So technically I have done what the assignment says because this works:

#include <iostream>
using namespace std;
int main()

        int number = 0;
        int sum = 0;

        cout << "Please enter an odd positive integer: " << endl;
        cout << "This program will end if number is <= 0 or decimal" << endl;
        cin >> number;
        while (number > 0)
            if (number % 2 != 0)
                sum = sum + number;
                cout << "That number was even - please enter odd number \n";
            cin >> number;
        cout << "Sum of odd numbers = " << sum << endl;
        return 0;

However - it dawned on me that the program quits when someone enters a double or enters a character, rather than just warning that this will happen - I would love to write this in. I have tried using else if statements and I am not getting the desired results. I am not asking for someone to solve this for me per se but if I could just get sent in the right direction. We are currently working on while and for loops and increments (which don't seem to apply here at all)


  • First off, you'd have to change your number variable to a string to take in "anything", deal with garbage input, and finally convert it to an int if it fit your requirements. This usually isn't too hard, but can get tricky at times. Google is usually your friend here. It's bee a while since I did C++, so I'd have to consult it, too, to get things correct.

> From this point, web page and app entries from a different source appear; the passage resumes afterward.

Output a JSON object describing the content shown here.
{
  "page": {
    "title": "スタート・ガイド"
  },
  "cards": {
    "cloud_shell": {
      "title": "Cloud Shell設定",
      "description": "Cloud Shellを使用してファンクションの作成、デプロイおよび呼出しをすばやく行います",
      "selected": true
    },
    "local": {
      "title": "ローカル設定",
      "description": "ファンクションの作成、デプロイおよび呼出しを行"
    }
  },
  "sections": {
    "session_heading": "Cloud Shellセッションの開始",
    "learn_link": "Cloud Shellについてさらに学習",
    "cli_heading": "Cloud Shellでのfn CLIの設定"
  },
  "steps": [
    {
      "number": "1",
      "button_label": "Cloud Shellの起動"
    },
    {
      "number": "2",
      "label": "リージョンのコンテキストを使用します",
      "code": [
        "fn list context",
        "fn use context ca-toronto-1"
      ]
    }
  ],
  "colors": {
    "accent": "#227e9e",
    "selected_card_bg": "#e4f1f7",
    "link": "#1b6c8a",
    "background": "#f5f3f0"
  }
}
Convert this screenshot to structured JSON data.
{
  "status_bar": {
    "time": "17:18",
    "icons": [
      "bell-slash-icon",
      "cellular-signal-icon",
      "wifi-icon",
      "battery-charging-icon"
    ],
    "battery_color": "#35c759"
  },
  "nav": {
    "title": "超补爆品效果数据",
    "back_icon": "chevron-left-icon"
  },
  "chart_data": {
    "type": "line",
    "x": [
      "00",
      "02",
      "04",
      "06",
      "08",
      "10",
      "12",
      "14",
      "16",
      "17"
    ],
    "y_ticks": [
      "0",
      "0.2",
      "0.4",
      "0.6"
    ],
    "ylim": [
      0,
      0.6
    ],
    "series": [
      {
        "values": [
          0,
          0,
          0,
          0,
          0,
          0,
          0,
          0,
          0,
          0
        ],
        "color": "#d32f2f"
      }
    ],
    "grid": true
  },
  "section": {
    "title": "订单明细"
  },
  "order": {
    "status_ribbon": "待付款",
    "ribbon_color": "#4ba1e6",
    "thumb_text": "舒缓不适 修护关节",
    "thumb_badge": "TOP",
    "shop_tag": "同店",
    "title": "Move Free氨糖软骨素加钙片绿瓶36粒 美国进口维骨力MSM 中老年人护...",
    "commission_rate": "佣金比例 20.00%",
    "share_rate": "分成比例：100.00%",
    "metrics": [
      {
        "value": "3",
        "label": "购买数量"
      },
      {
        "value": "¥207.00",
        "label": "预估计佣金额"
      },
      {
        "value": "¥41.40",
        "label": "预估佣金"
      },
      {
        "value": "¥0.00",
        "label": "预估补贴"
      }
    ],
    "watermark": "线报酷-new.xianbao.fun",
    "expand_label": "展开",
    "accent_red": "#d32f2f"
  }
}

    And when you say "double", is that the number is 2 digits or is too long to be an int? That little bit of ambiguity is throwing me off. If it's just too big a number being an actual double datatype, the string should help with that, as would a problem a 2 digit number.

    And for an increment being useful, you could use sum += number;, depending on your version of C++. Older versions don't allow that, but newer versions do. I'd be surprised of a gcc or other compiler wasn't new enough to have it available, at this point.